• [RECORDS FOR THE TASK]
━━━━━━━━━━━━━━━━━━━━
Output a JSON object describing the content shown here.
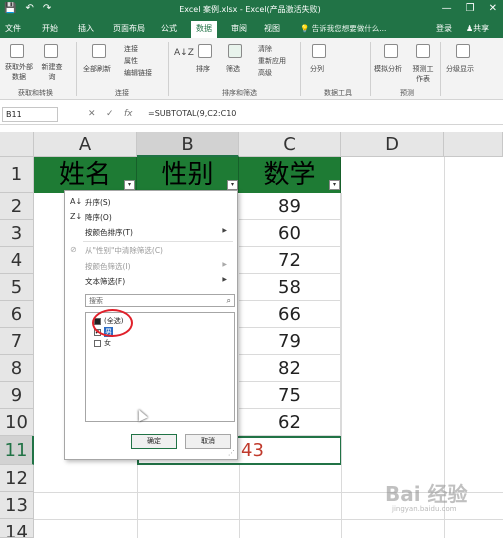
{
  "window": {
    "title": "Excel 案例.xlsx - Excel(产品激活失败)",
    "quick_access": [
      "💾",
      "↶",
      "↷"
    ],
    "controls": [
      "—",
      "❐",
      "✕"
    ]
  },
  "tabs": [
    {
      "label": "文件",
      "active": false
    },
    {
      "label": "开始",
      "active": false
    },
    {
      "label": "插入",
      "active": false
    },
    {
      "label": "页面布局",
      "active": false
    },
    {
      "label": "公式",
      "active": false
    },
    {
      "label": "数据",
      "active": true
    },
    {
      "label": "审阅",
      "active": false
    },
    {
      "label": "视图",
      "active": false
    }
  ],
  "tell_me": "告诉我您想要做什么...",
  "login": "登录",
  "share": "共享",
  "ribbon": {
    "get_data": "获取外部数据",
    "new_query": "新建查询",
    "refresh_all": "全部刷新",
    "connections": "连接",
    "properties": "属性",
    "edit_links": "编辑链接",
    "sort": "排序",
    "filter": "筛选",
    "clear": "清除",
    "reapply": "重新应用",
    "advanced": "高级",
    "split_columns": "分列",
    "what_if": "模拟分析",
    "forecast_sheet": "预测工作表",
    "outline": "分级显示",
    "group_get_transform": "获取和转换",
    "group_connections": "连接",
    "group_sort_filter": "排序和筛选",
    "group_data_tools": "数据工具",
    "group_forecast": "预测"
  },
  "formula_bar": {
    "name_box": "B11",
    "cancel": "✕",
    "enter": "✓",
    "fx": "fx",
    "formula": "=SUBTOTAL(9,C2:C10"
  },
  "sheet": {
    "columns": [
      "A",
      "B",
      "C",
      "D"
    ],
    "rows": [
      "1",
      "2",
      "3",
      "4",
      "5",
      "6",
      "7",
      "8",
      "9",
      "10",
      "11",
      "12",
      "13",
      "14"
    ],
    "headers": [
      "姓名",
      "性别",
      "数学"
    ],
    "math_values": [
      "89",
      "60",
      "72",
      "58",
      "66",
      "79",
      "82",
      "75",
      "62"
    ],
    "subtotal_partial": "43"
  },
  "filter_menu": {
    "sort_asc": "升序(S)",
    "sort_desc": "降序(O)",
    "sort_by_color": "按颜色排序(T)",
    "clear_filter": "从\"性别\"中清除筛选(C)",
    "filter_by_color": "按颜色筛选(I)",
    "text_filter": "文本筛选(F)",
    "search_placeholder": "搜索",
    "items": [
      {
        "label": "(全选)",
        "state": "partial"
      },
      {
        "label": "男",
        "state": "checked"
      },
      {
        "label": "女",
        "state": "unchecked"
      }
    ],
    "ok": "确定",
    "cancel": "取消"
  },
  "watermark": "Bai 经验",
  "watermark_sub": "jingyan.baidu.com"
}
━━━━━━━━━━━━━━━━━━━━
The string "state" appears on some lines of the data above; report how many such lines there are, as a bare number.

• [EXERCISE RESPONSE] 3